The problem - Could you report every line from the entries that includes the word "Transitions"?

Records provided -
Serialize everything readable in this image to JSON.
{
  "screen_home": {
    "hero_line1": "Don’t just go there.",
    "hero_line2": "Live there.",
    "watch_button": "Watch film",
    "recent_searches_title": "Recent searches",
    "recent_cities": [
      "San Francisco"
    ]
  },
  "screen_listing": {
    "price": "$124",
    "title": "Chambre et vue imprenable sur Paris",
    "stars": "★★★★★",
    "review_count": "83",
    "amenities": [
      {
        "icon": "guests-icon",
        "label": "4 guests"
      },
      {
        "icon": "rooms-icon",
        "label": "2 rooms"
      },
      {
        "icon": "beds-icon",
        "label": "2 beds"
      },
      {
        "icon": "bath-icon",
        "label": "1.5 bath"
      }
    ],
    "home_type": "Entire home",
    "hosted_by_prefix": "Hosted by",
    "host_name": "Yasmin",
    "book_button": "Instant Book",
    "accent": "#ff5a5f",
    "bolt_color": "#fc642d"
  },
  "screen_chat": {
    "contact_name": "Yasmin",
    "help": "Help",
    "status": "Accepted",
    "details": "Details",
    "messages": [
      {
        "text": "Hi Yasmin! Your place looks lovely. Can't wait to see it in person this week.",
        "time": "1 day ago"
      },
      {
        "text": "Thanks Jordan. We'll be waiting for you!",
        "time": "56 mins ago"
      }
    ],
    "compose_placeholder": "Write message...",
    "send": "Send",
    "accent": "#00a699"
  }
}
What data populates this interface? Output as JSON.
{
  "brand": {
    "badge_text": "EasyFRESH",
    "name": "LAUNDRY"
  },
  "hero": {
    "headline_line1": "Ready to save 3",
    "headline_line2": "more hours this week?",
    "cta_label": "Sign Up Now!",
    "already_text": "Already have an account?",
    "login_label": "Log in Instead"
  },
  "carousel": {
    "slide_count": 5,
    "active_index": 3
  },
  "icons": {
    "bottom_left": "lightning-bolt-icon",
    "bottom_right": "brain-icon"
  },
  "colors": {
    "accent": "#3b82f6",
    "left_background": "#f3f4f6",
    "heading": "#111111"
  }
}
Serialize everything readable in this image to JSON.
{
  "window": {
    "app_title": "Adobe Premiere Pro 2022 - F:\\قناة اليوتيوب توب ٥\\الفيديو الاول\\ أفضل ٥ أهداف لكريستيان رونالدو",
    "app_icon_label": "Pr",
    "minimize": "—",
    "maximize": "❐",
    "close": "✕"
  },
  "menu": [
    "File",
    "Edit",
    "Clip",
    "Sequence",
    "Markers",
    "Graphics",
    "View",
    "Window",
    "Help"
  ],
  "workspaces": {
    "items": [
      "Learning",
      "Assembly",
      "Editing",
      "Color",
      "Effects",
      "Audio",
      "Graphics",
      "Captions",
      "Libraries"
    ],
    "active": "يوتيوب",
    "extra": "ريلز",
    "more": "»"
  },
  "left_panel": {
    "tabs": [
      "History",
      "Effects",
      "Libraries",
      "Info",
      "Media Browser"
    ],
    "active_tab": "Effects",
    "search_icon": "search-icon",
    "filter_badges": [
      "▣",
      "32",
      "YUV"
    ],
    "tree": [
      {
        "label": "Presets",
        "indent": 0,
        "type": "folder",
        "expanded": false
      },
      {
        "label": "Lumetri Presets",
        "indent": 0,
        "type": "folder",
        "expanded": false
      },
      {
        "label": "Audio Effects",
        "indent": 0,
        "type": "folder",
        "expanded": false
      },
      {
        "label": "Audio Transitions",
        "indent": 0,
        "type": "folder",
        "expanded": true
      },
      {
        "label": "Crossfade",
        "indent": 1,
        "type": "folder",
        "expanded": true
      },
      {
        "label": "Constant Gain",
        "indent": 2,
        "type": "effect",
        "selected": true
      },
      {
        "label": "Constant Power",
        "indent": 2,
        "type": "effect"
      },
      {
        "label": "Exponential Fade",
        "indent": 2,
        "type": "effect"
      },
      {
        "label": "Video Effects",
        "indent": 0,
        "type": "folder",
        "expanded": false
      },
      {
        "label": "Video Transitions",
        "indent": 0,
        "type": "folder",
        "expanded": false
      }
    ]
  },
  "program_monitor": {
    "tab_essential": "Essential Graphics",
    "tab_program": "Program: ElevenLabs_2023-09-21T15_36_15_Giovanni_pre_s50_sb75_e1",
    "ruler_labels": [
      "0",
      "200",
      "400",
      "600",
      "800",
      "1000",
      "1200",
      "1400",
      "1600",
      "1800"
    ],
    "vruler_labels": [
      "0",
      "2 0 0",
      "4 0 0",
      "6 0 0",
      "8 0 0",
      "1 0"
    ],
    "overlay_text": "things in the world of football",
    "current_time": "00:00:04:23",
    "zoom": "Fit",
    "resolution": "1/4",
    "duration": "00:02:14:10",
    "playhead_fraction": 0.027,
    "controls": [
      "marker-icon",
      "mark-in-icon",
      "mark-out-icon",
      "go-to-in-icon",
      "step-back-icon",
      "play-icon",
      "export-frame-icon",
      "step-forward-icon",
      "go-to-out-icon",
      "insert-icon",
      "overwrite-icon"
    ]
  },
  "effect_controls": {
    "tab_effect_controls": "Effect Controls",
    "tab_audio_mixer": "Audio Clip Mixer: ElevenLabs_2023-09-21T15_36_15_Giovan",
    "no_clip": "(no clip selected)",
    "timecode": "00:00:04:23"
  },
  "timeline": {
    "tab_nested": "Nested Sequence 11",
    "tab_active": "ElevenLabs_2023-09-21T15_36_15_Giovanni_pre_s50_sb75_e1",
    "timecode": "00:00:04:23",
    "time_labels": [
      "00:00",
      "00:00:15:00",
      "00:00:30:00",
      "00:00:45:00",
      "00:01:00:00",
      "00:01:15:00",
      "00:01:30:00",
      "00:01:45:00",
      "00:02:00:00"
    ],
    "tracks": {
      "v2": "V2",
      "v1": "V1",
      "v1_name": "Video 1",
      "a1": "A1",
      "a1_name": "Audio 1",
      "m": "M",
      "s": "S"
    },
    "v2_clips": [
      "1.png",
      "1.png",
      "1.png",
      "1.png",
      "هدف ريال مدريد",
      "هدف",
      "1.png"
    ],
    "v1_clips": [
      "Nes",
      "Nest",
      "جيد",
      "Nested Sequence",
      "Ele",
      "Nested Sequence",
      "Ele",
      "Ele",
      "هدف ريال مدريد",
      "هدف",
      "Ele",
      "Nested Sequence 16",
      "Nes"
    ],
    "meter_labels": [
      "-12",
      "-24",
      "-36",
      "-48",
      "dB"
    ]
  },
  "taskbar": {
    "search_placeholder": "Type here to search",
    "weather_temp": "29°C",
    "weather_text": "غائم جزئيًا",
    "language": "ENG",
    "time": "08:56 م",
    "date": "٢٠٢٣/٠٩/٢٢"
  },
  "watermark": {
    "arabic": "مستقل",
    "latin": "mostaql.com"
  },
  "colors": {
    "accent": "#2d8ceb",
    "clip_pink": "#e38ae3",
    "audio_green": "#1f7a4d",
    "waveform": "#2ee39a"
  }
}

Task response -
        "label": "Audio Transitions",
        "label": "Video Transitions",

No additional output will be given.